▶ **Exercise**
Pull out every line below holding the word "Guide".

[Data records for software interfaces]
■ ■ ■ ■ ■ ■ ■
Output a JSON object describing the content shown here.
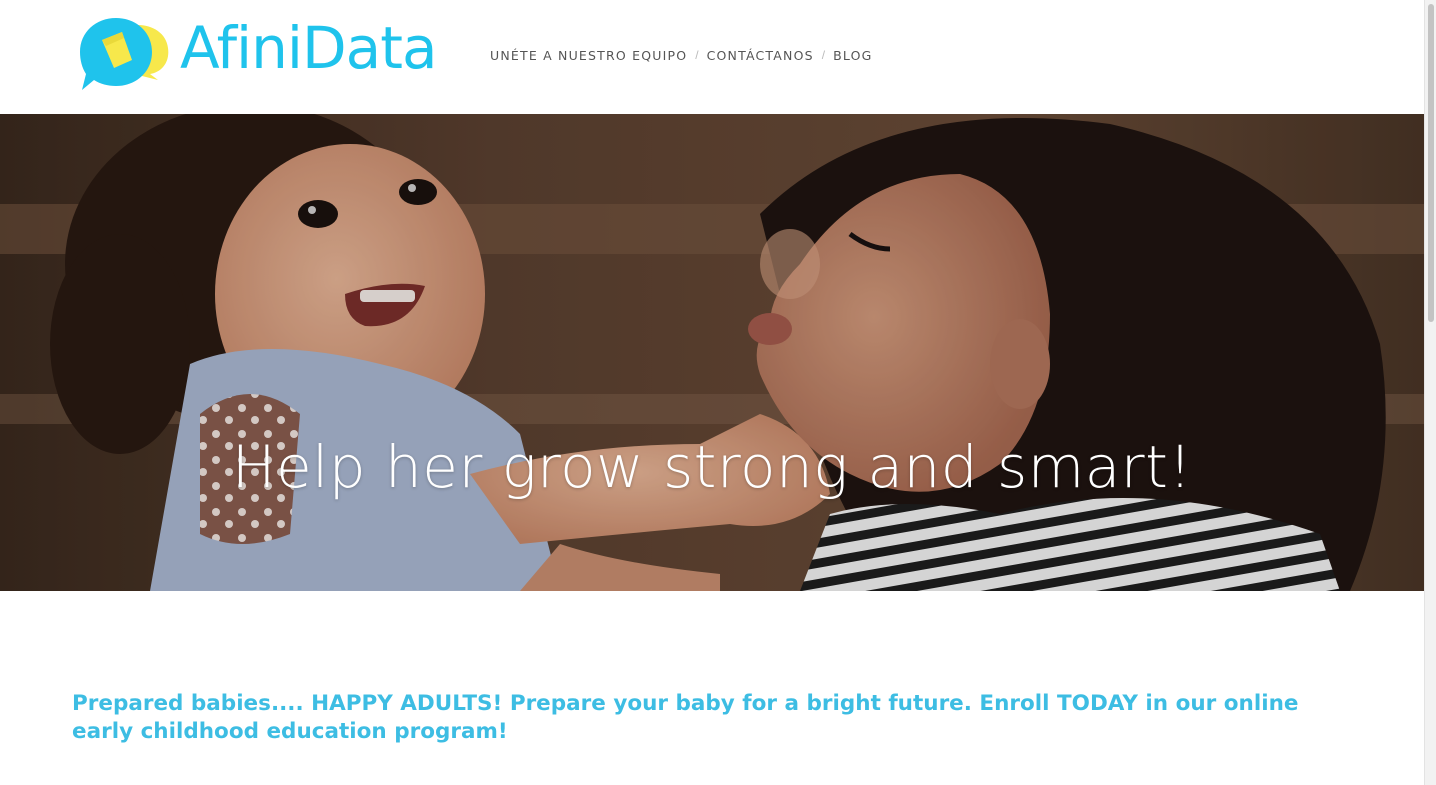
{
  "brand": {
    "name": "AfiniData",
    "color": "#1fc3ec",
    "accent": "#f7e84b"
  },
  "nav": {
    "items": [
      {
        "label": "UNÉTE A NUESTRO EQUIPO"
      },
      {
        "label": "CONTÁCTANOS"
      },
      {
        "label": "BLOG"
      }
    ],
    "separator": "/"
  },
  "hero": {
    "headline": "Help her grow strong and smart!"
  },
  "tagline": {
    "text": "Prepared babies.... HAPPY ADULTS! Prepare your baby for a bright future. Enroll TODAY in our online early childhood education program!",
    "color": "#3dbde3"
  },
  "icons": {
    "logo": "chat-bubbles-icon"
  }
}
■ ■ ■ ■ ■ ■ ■
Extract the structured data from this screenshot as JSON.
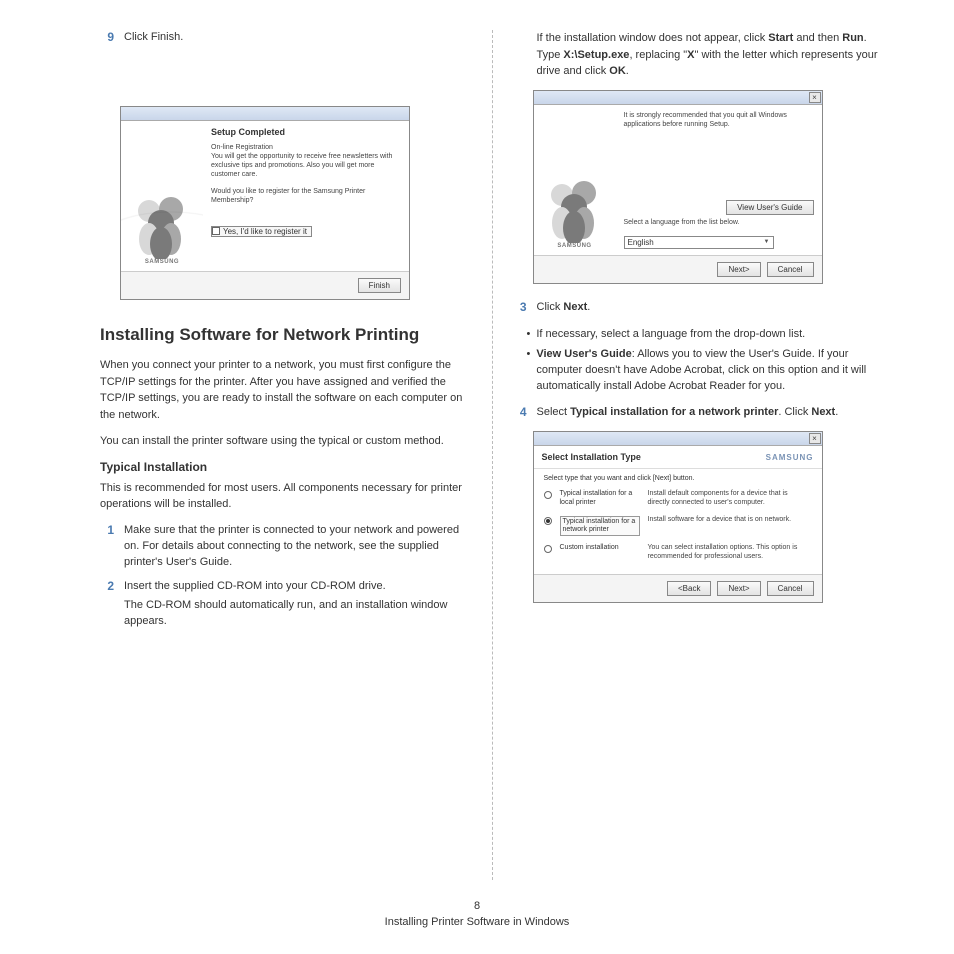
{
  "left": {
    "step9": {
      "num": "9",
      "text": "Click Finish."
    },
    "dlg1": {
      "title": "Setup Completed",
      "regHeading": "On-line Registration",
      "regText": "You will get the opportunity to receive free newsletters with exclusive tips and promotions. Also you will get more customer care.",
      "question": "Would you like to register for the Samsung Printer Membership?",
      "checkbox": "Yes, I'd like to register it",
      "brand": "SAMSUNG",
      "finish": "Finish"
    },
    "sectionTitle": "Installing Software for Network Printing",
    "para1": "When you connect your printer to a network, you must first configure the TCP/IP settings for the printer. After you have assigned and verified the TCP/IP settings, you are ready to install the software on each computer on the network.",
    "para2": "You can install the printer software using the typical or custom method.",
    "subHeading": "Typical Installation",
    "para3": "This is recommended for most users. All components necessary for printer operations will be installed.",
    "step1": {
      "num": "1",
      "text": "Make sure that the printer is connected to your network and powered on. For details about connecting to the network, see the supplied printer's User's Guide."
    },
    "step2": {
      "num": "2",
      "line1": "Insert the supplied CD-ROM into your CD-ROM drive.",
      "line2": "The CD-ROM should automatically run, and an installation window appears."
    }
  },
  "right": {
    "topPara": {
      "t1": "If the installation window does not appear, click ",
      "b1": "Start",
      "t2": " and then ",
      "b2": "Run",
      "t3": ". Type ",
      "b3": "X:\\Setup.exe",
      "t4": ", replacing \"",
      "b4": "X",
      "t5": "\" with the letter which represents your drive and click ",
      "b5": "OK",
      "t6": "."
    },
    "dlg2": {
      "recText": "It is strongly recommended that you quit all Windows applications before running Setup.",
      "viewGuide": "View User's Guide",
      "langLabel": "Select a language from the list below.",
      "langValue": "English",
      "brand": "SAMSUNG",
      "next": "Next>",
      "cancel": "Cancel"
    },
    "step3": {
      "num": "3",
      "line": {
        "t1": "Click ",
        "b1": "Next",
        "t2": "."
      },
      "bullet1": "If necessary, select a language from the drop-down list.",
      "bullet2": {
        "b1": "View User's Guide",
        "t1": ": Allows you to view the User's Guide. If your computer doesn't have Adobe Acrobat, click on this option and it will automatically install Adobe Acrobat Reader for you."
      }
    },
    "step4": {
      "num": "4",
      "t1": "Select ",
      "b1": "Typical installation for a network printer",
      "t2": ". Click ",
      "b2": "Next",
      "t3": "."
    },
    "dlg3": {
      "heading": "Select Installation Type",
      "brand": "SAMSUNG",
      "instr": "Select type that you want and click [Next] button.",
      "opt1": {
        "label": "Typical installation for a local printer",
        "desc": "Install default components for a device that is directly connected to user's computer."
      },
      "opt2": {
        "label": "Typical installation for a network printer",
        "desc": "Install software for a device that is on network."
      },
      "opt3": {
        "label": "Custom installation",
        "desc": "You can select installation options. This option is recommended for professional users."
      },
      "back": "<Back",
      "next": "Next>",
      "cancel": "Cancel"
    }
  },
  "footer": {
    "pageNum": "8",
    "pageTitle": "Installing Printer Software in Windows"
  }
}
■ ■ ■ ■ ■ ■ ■
▶ **Exercise response**
      "text": "Make sure that the printer is connected to your network and powered on. For details about connecting to the network, see the supplied printer's User's Guide."
      "viewGuide": "View User's Guide",
        "b1": "View User's Guide",
        "t1": ": Allows you to view the User's Guide. If your computer doesn't have Adobe Acrobat, click on this option and it will automatically install Adobe Acrobat Reader for you."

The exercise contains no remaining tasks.